“It isn’t silly at all,” Marguerite complained. “I don’t know why you say that so often. It doesn’t change anything, does it?”
“No, that horse is out of the gate unfortunately.”
“Girls, please,” Nowitzki said. “Helen, what gets into you? Don’t you understand that by talking about Seth the way you were doing was embarrassing him? That’s why I changed the subject. I didn’t bring him along as a punching bag.”
“Then let him punch back.”
“I don’t want to punch anybody,” I said.
“How do you know what you want?” Helen asked. “You’re 61 and don’t know what love is, so maybe you also don’t know you want to punch back when someone hits you.”
“If Seth says he doesn’t want to punch anybody, we must accept the fact that he doesn’t,” Nowitzki said.
“But what if Helen is right, and Seth isn’t aware of what goes on in his life?” Marguerite asked. “It may be worth discussing: not Seth punching someone, Seth loving someone.”
The difference between Marguerite’s age and mine wasn’t fifty years, but it was close to forty. I felt that made her suggestion somewhat impertinent. “Let me phrase myself differently. I can’t define love, because I have not felt it by your definition or anyone else’s.” I said this sharply, but I still wanted to take a dig at her. “After all, a lot of my potential loves were girls pretty much like you.”
“Didn’t you indicate there were other women, too?” Helen asked. “Real women, ‘Manhattan’s full of them.’ Those were your words, weren’t they?”
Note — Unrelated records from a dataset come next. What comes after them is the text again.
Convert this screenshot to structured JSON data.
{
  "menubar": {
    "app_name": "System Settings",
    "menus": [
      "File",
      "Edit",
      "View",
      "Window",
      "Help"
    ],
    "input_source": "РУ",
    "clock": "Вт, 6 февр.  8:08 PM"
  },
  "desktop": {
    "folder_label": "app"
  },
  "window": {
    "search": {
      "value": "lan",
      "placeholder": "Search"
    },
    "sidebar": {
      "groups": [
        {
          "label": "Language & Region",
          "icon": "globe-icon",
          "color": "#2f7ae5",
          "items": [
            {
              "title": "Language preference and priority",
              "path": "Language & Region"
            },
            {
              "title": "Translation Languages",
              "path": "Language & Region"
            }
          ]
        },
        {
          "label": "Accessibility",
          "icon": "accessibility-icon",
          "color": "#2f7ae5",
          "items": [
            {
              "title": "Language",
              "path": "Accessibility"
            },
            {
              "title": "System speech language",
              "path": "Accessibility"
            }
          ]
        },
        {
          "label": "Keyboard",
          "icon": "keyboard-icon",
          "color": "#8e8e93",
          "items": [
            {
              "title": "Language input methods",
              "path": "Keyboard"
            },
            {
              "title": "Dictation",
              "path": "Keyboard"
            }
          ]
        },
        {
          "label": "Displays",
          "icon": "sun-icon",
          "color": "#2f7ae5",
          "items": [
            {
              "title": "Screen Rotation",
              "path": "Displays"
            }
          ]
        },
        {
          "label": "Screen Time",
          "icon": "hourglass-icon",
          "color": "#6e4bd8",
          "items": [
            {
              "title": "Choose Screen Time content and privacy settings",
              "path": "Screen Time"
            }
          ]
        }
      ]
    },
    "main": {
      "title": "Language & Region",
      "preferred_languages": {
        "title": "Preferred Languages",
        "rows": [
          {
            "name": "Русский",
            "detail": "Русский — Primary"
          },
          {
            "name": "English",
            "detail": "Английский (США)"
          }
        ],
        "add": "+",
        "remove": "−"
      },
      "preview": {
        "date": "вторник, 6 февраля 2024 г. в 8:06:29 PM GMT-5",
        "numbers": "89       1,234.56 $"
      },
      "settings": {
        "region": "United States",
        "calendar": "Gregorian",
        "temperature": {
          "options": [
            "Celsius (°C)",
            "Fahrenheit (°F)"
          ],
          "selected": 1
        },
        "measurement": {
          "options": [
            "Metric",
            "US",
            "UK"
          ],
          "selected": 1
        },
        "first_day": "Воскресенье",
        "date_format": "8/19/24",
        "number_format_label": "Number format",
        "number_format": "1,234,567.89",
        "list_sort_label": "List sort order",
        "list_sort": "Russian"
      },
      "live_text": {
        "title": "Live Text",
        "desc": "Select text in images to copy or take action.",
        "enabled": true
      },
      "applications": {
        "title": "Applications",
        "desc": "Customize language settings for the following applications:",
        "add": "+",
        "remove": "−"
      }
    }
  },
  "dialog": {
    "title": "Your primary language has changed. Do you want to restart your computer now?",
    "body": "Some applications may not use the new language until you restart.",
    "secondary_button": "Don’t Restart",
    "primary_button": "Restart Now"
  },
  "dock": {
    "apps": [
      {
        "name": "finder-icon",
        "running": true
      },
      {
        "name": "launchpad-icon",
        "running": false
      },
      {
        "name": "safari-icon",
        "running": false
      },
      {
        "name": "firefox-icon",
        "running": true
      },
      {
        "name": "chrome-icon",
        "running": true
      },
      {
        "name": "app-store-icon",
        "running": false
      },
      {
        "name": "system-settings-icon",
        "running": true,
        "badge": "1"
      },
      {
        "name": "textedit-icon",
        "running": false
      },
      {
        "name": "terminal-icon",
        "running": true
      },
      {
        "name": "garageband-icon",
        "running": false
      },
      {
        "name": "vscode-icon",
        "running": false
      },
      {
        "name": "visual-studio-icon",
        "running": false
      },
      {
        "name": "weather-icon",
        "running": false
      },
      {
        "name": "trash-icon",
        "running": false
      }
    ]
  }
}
“I don’t know if I said it that way or if I agreed with it when you suggested it.”
“And none of them gave you that bonding death stare my father and Marguerite value so much?” Helen asked.
Helen taking digs at Marguerite irked Marguerite more than my taking digs at her. It was her turn to be sharp-tongued. “Helen, your father lost your mother and that put him in touch with the fact of love in the loss of death. And I sensed that. I sensed that he didn’t want to be told things would be okay.”
“What did you tell him? That they weren’t going to be okay?”
“What would you expect her to say?” Nowitzki asked. “I’ve got chronically relapsing MS. I’m 72. My life except for someone brave enough to face the truth with me is pointless. Marguerite will have a lot of life to live after I’m gone.”
“Daddy, I’m not trying to make you feel worse, but whatever clicked between you two is going to damage her. That’s infatuation. Now it’s here, now it’s gone. Death is an escape hatch, not a lifeboat. Seth, come on, don’t you agree?”
I was still feeling bruised about being classified as ignorant of my own life experience; I was terse. “I’ve never been on the eve of death, and I haven’t submitted myself or anyone else to the relationship between love and death.”
“What do you think love is then, Seth?” Marguerite asked. “Don’t you think you’re loveable? Don’t you know you could die tonight, regardless of your age? Is that the problem?”
Nowitzki said, “I didn’t know it until my Dottie died. And that’s when I knew how much we loved each other.”
Saying this, Nowitzki glowed a bit and the quavering in his voice acquired a slightly different timbre. It wasn’t just the MS affecting his vocal chords. It was a note of emotional satisfaction, even health.
“Let me ask you this,” I said. “Did you and Marguerite discuss the advertisement in the Manhattan Review beforehand?”
“At some length?”
“I wasn’t sure about it,” Marguerite said, “because I had been hoping I could find a way through to Helen on my own.”
“So this is about me?” Helen asked.
“Of course it’s about you,” I said. “Not your father, not Marguerite, not me; you. I’m incidental; right, Herman?”
Nowitzki said, “I just felt they’d fight over me. I needed relief. I needed, you know, just what I said: a companion, someone with a brain.”
“Someone with a brain is a cut below an intellectual,” I observed.
“All right, pardon me if I got it wrong. Now if you’ll excuse me, I think I ought to go lie down.”
The old lying-down trick when things got hot. Nowitzki hoisted himself up and away, shuffling into his bedroom, closely followed by an attentive and concerned Marguerite.
“Proud of yourself?” Helen asked me.
“I’m going to tuck in for the night, too,” I answered. Didn’t seem like such a bad idea.
* * *
Copyright © 2015 by Robert Earle